January 5, 2012

Vanity Fair February 2012
By Graydon Carter

Christopher Hitchens was a wit, a charmer, and a troublemaker, and to those who knew him well, he was a gift from, dare I say it, God. He died 10 days before Christmas at the MD Anderson Cancer Center, in Houston, after a punishing battle with esophageal cancer, the same disease that had killed his father. His was a true life of the mind, and, in this respect, he towered over his contemporaries in Washington, New York, and London.

Read more http://www.vanityfair.com/magazine/2012/02/graydon-201201


Anonymous said...

What preposterous drivel!

DKB said...

Oh come on. If you don't get something out of all things Hitchens surely you have better ways to spend your time Mr. Anonymous., DKB

Anonymous said...

It's good to see that Hitch lives, in this words.

He also lives. I've had two dreams of him since 12/16. In the first, he was scrunched down, trying to avoid facing up to that against which he railed so long (some say that this is hell, if it continues). In the second, he was his full self, healthy (some say that you take on your 30-year old semblance) and working. So, then, he was in heaven (if you would).

We can think of Hitch as an angel in disguise (and what a good one it was).

About dreams, we can show that it's a way to tap into that life which drives us as we're embodied, yet we cannot see it until we drop the body.

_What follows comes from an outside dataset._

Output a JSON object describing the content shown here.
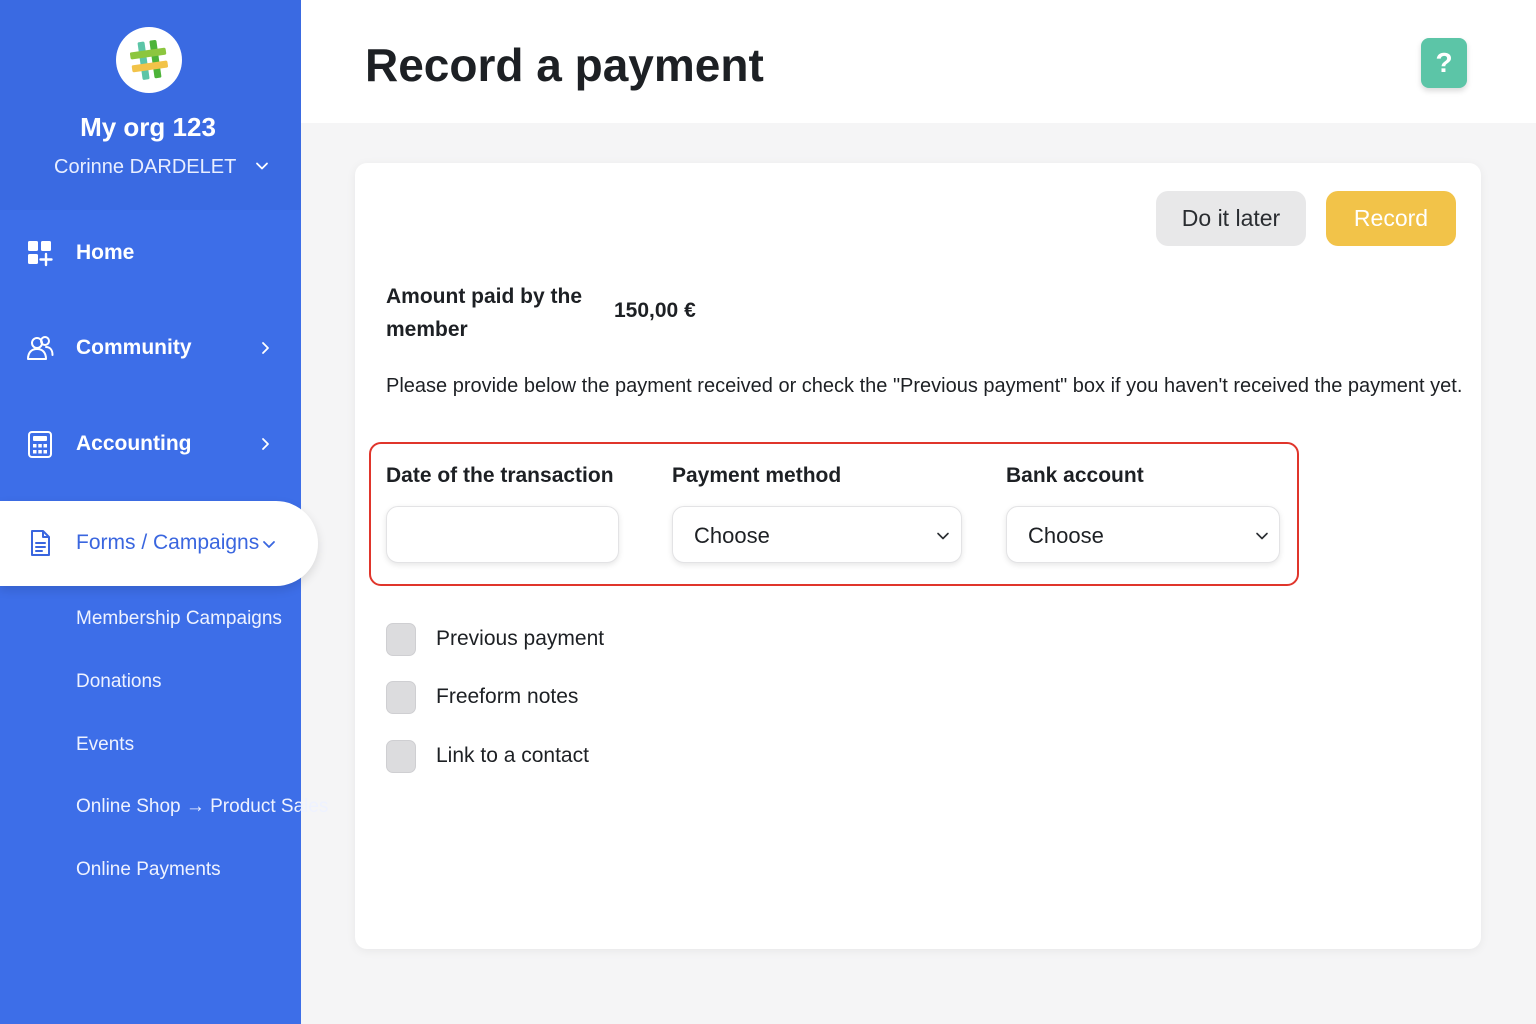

Hitch's recovery is remarkable in its brevity compared to others that I've seen.

Aside: content requires anonymity, for the time being. Perhaps, Hitch could provide some phrasing that would touch the being of some of those who looked up to him. Only time will tell.

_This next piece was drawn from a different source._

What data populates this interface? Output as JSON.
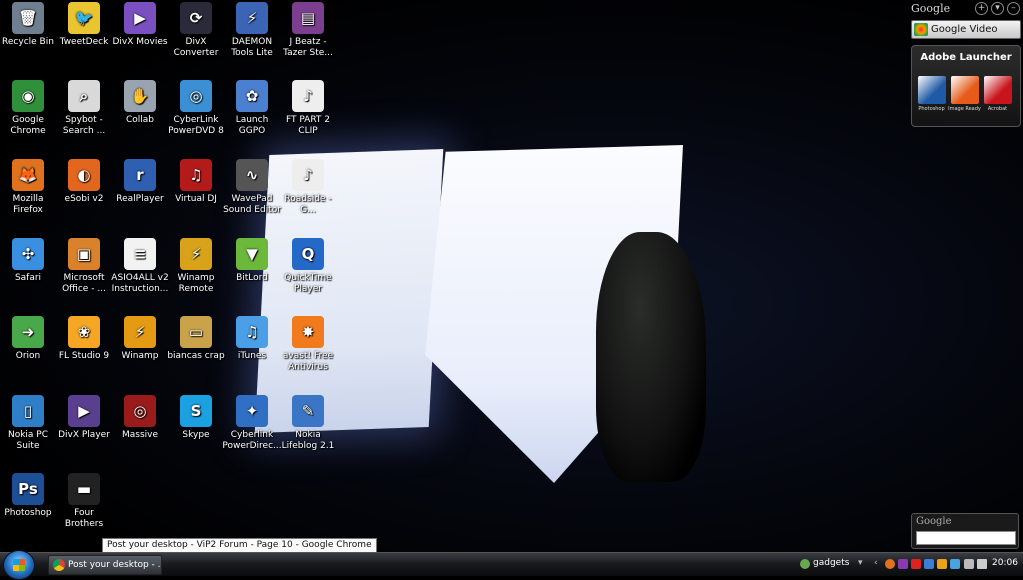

Ever wonder what die-hard atheists would say to you if they could come back and leave a message when they transition to reality?

Lee said...

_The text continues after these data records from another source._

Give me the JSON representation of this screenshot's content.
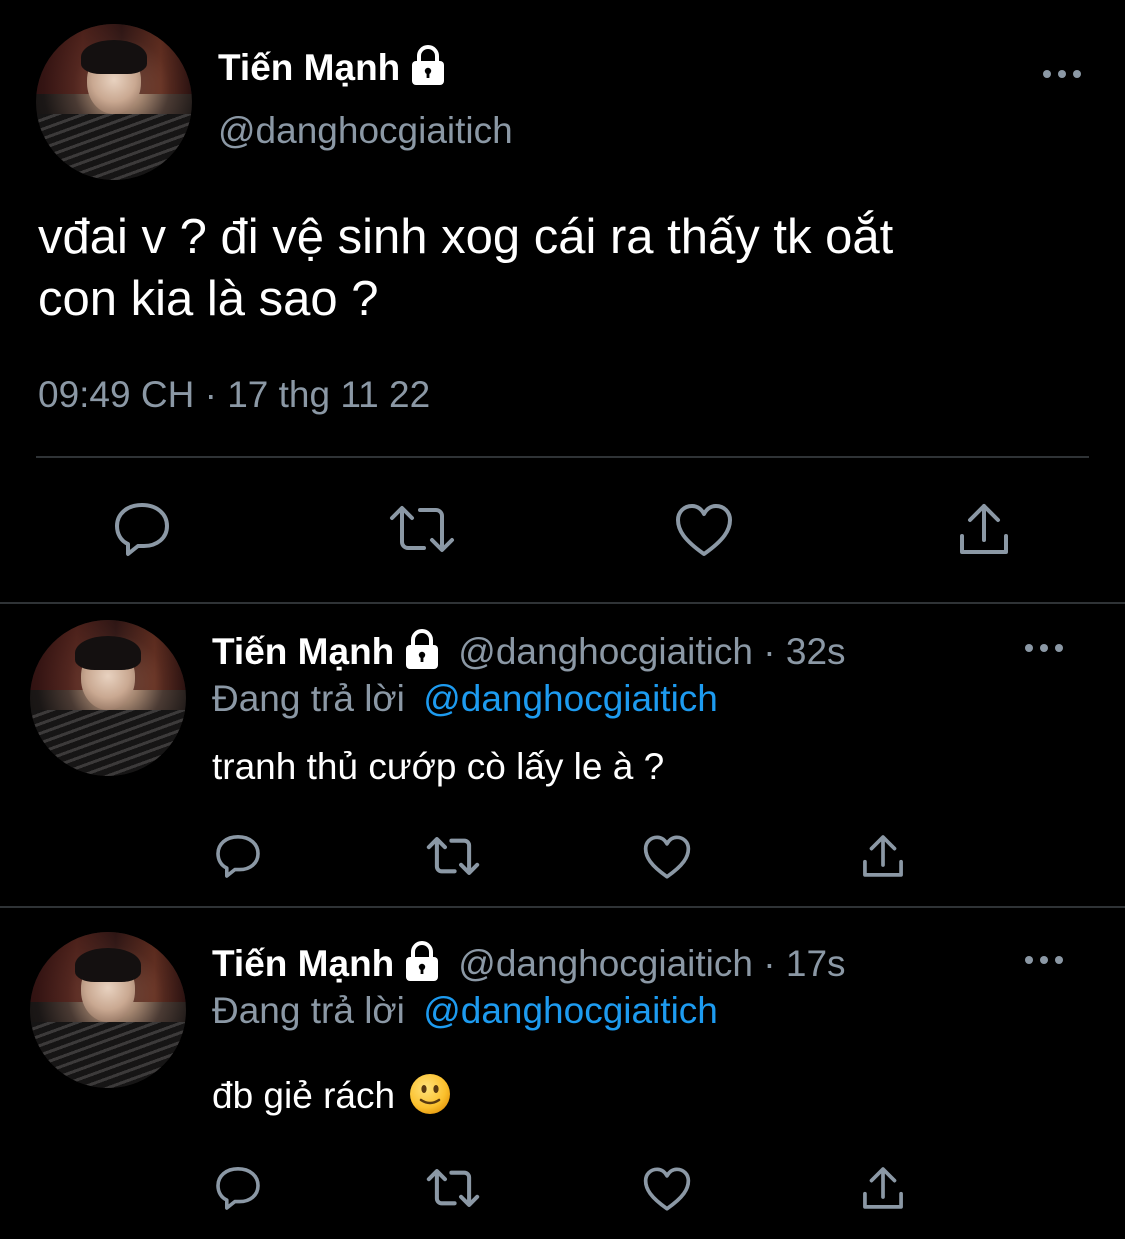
{
  "colors": {
    "background": "#000000",
    "text": "#ffffff",
    "secondary": "#8b98a5",
    "link": "#1d9bf0",
    "divider": "#2f3336"
  },
  "main_tweet": {
    "display_name": "Tiến Mạnh",
    "handle": "@danghocgiaitich",
    "text_line1": "vđai v ? đi vệ sinh xog cái ra thấy tk oắt",
    "text_line2": "con kia là sao ?",
    "timestamp": "09:49 CH · 17 thg 11 22",
    "icons": [
      "lock-icon",
      "more-icon",
      "reply-icon",
      "retweet-icon",
      "like-icon",
      "share-icon"
    ]
  },
  "replies": [
    {
      "display_name": "Tiến Mạnh",
      "handle_time": "@danghocgiaitich · 32s",
      "replying_prefix": "Đang trả lời",
      "replying_to": "@danghocgiaitich",
      "text": "tranh thủ cướp cò lấy le à ?"
    },
    {
      "display_name": "Tiến Mạnh",
      "handle_time": "@danghocgiaitich · 17s",
      "replying_prefix": "Đang trả lời",
      "replying_to": "@danghocgiaitich",
      "text": "đb giẻ rách",
      "emoji": "slightly-smiling-face-emoji"
    }
  ]
}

Ever wonder what silly religious people would say after they die and realize, " oh shit, where's heaven, where's god?".

Anonymous said...


In the former case, they may realize that they have been duped. In the latter case, they might wake up to the realization that they cannot know the unknowable. We do not know.

Now, what was mentioned in the comment that would lead to the use of 'silly religious people' with regard to the post? Well, perhaps there ought not be 'die-hard atheists' used henceforth in discussions. Methinks that the several sides of these contentions have more preconceptions than they allow themselves to notice (which would negatively influence proper scientific insight).

Actually, the question from 1/15/12 4:36 pm might be rephrased like this: how many (of all types of persuasions) beat on the wall between us than them to get our attention after they waken to themselves?

In any case, it's not something with which science (in the public sense) can deal at this time (I'll predict that it will, at some point - who knows how far into the future this will be). In the meantime, it'll be the realm of early workers (Faraday played such a role in his work) who, hopefully, will do a good job.

A whole bunch of issues need to be worked. All of the yelling and screaming of the strident, on all sides, will not be conducive to the necessary progress. But, then, there have always been those who find the steps going forward despite all types of opposition (without glory, recognition - they carry on with what they know).

By the way, is the only way out of the quandary brought to us by the right-most minds (yes, fundamentalists) to flip out to other side (to wit, the Hitch-taken view) as if to have some symmetry? What if one bridges both sides (to be discussed, as necessary)?


Christopher reads from Hitch-22: A Memoir